** Activity **
Each line below that includes the word "contraseña" is to be reported.

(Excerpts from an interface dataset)

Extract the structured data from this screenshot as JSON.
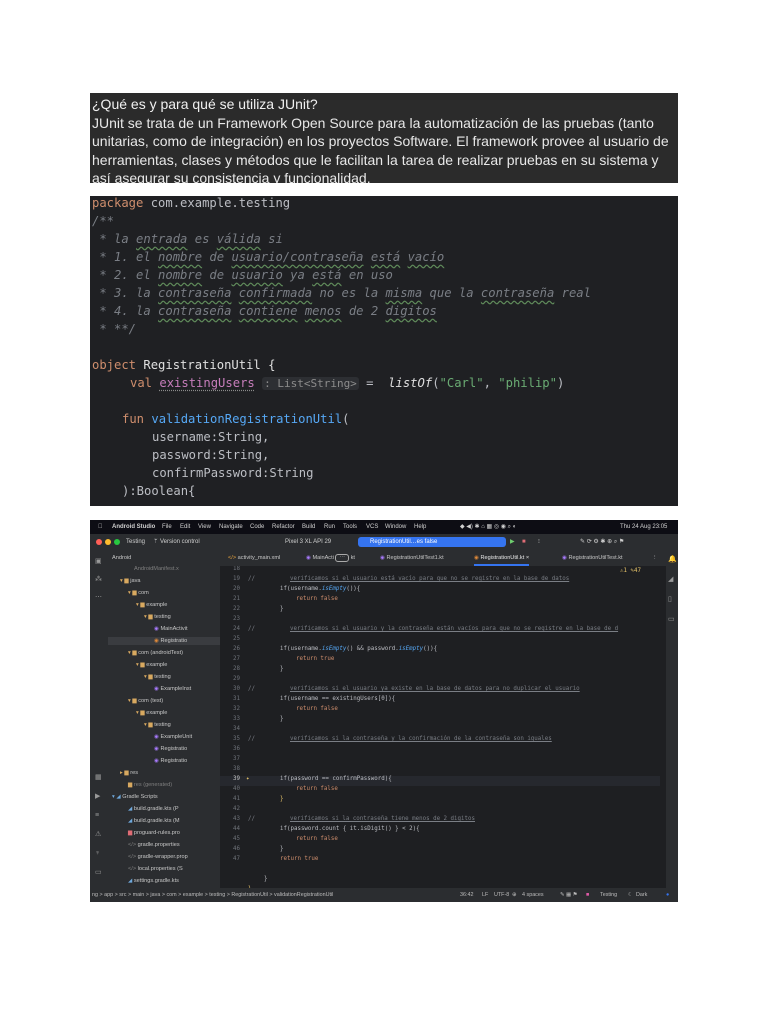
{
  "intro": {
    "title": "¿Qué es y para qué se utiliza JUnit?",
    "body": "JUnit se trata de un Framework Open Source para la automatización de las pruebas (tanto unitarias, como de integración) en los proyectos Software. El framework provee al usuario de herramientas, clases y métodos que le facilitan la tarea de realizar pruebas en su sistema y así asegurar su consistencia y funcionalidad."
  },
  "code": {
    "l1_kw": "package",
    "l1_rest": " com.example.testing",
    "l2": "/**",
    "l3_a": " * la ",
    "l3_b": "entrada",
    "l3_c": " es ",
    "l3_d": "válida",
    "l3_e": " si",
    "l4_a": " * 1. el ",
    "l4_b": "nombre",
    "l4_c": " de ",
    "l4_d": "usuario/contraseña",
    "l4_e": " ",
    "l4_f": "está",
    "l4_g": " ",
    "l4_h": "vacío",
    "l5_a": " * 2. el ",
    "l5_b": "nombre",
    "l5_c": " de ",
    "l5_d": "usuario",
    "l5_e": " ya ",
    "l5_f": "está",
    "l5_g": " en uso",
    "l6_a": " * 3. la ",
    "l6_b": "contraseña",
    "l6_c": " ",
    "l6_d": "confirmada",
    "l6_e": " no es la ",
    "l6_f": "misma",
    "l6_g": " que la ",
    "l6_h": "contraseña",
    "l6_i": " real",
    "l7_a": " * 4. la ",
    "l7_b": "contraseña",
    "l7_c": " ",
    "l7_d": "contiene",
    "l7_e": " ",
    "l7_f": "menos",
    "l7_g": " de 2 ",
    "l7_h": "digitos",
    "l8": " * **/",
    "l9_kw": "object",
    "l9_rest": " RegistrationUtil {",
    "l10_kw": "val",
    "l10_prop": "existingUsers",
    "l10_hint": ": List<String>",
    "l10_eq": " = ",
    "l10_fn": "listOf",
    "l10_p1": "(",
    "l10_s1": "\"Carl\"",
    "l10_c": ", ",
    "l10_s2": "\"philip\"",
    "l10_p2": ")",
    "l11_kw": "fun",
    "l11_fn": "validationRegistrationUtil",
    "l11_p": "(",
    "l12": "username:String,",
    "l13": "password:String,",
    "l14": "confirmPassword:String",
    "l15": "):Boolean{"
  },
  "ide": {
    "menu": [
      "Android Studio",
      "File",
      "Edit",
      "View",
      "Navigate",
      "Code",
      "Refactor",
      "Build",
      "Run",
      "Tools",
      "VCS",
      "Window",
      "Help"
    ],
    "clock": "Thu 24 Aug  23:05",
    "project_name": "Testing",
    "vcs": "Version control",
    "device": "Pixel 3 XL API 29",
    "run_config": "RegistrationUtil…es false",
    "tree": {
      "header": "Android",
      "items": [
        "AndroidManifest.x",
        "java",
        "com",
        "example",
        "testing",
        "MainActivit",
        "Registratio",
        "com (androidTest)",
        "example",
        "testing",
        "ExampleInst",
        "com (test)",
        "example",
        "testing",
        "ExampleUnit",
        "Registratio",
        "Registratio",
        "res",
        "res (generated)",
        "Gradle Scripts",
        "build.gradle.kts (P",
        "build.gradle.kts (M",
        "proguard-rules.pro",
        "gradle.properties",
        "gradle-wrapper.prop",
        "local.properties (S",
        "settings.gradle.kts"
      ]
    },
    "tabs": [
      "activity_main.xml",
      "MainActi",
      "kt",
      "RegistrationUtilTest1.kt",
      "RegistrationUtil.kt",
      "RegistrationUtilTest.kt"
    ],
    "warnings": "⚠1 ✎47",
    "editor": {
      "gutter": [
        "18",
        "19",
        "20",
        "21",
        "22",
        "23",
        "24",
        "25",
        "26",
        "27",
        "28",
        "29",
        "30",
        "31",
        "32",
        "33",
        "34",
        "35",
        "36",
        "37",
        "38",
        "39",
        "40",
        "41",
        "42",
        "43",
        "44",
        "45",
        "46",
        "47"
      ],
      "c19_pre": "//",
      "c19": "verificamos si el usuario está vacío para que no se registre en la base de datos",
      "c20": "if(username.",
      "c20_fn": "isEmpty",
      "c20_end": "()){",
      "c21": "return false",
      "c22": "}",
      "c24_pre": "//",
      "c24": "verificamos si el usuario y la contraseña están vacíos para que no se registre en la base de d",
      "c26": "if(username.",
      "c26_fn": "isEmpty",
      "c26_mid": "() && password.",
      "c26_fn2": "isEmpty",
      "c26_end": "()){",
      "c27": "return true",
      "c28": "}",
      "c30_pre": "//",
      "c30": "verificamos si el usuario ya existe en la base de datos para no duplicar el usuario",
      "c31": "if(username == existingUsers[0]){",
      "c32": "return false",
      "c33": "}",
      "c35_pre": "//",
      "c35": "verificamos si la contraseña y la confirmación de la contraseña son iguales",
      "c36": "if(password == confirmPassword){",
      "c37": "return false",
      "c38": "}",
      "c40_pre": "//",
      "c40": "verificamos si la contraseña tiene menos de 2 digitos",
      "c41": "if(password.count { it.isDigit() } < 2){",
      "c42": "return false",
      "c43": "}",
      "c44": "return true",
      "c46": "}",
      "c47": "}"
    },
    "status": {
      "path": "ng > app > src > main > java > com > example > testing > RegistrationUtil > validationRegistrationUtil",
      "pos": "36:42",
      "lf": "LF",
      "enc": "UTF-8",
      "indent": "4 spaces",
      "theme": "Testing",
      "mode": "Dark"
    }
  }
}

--

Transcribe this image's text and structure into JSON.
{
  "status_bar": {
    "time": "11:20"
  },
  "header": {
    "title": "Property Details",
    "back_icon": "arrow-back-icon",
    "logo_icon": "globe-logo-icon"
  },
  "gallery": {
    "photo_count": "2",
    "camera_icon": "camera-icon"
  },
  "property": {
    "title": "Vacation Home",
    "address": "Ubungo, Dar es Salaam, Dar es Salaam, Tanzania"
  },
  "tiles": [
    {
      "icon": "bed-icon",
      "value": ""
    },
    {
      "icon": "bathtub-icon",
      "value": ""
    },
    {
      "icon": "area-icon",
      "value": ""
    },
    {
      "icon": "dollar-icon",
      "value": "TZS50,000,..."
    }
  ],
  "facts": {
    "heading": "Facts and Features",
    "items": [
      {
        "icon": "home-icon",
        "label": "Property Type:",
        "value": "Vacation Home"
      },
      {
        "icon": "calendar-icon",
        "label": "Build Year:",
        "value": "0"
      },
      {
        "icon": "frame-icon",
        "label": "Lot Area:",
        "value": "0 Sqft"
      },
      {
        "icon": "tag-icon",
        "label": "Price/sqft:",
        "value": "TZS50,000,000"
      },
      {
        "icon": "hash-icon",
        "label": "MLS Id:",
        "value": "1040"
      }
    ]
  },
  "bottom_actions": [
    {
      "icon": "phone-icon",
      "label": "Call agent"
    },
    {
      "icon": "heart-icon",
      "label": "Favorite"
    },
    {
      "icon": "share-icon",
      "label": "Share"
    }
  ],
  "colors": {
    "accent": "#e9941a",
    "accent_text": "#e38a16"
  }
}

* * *

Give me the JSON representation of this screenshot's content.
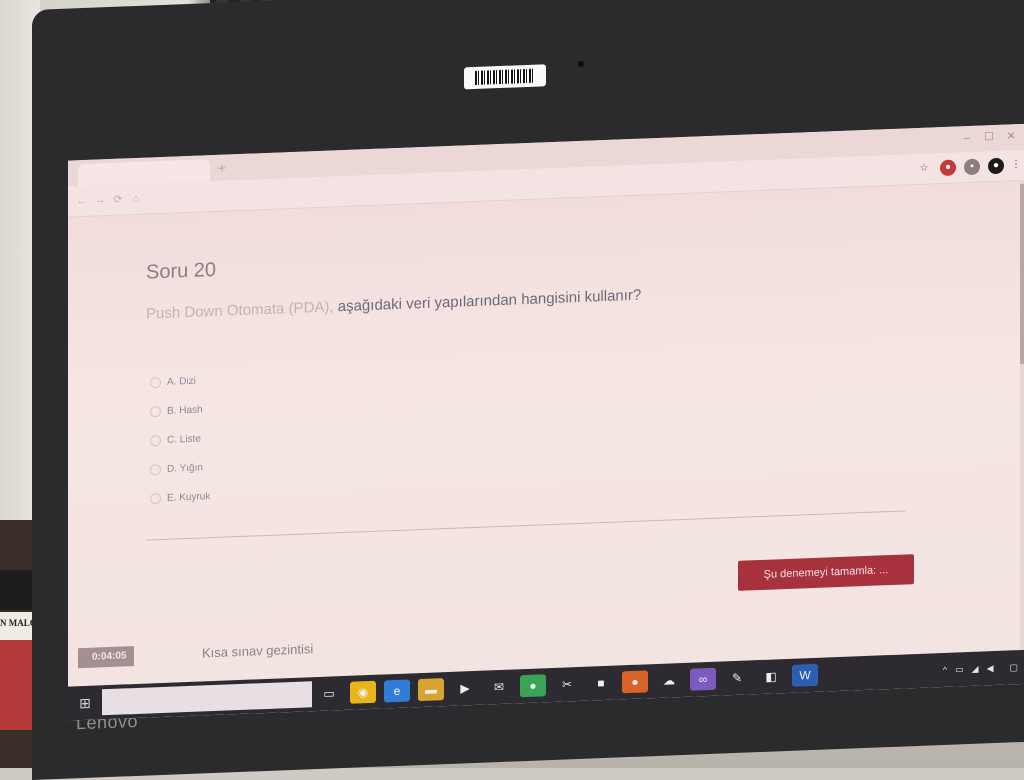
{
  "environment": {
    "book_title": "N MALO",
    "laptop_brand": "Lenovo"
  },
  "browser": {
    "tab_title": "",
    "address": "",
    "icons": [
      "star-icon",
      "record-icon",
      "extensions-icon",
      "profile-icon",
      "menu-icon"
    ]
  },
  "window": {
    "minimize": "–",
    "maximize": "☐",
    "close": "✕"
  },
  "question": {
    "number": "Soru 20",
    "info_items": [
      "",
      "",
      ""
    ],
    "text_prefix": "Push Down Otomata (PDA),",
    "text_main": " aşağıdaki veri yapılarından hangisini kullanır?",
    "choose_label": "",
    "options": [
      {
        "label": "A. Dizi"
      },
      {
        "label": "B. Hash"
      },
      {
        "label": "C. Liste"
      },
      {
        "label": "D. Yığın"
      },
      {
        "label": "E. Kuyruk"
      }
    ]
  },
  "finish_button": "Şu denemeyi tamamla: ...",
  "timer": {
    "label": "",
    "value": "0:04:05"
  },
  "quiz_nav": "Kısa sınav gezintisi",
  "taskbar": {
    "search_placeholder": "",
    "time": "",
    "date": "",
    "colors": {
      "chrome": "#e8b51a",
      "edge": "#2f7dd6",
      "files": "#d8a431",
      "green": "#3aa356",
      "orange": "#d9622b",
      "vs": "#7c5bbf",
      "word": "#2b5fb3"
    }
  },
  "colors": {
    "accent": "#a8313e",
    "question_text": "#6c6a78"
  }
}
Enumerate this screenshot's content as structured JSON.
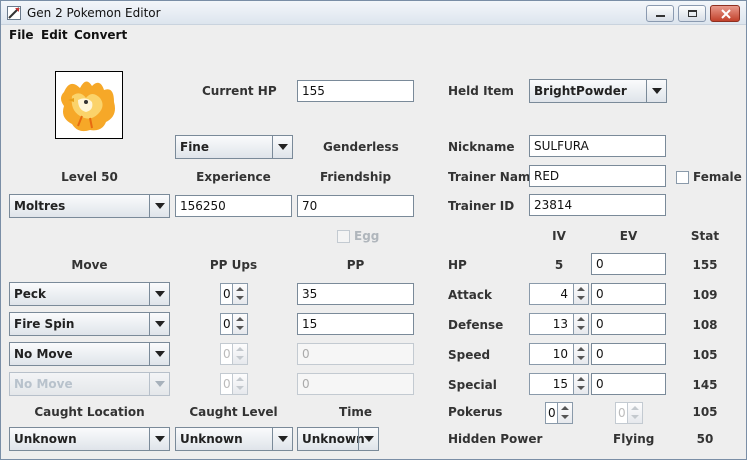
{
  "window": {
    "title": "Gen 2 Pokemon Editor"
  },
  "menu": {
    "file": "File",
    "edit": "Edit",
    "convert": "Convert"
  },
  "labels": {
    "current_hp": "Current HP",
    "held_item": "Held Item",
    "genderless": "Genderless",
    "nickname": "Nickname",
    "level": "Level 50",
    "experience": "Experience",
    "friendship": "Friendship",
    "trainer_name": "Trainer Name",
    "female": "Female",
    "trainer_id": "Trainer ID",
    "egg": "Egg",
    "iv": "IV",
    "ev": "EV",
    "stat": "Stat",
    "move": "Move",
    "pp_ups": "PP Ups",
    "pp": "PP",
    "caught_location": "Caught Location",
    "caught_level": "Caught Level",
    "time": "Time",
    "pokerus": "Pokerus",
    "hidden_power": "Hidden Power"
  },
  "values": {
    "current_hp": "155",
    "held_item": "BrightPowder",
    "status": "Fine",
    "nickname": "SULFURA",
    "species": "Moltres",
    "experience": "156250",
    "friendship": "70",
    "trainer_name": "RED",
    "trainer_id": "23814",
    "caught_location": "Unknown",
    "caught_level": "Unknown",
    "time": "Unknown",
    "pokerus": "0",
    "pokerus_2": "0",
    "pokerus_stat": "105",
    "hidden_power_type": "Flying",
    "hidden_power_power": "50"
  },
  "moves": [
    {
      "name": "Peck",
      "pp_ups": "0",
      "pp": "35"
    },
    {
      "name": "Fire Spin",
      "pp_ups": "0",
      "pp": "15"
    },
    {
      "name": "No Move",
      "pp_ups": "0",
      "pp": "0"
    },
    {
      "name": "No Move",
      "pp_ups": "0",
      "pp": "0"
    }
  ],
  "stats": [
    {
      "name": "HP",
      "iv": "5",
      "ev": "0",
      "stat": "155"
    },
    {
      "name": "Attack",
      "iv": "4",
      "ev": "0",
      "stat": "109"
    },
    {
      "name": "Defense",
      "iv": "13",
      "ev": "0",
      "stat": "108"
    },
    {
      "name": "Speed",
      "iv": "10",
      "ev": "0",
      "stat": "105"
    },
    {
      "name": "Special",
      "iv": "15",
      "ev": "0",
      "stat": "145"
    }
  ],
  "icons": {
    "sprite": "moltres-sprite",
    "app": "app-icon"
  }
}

** Response to this exercise **
    "l4_d": "usuario/contraseña",
    "l6_b": "contraseña",
    "l6_h": "contraseña",
    "l7_b": "contraseña",
      "c24": "verificamos si el usuario y la contraseña están vacíos para que no se registre en la base de d",
      "c35": "verificamos si la contraseña y la confirmación de la contraseña son iguales",
      "c40": "verificamos si la contraseña tiene menos de 2 digitos",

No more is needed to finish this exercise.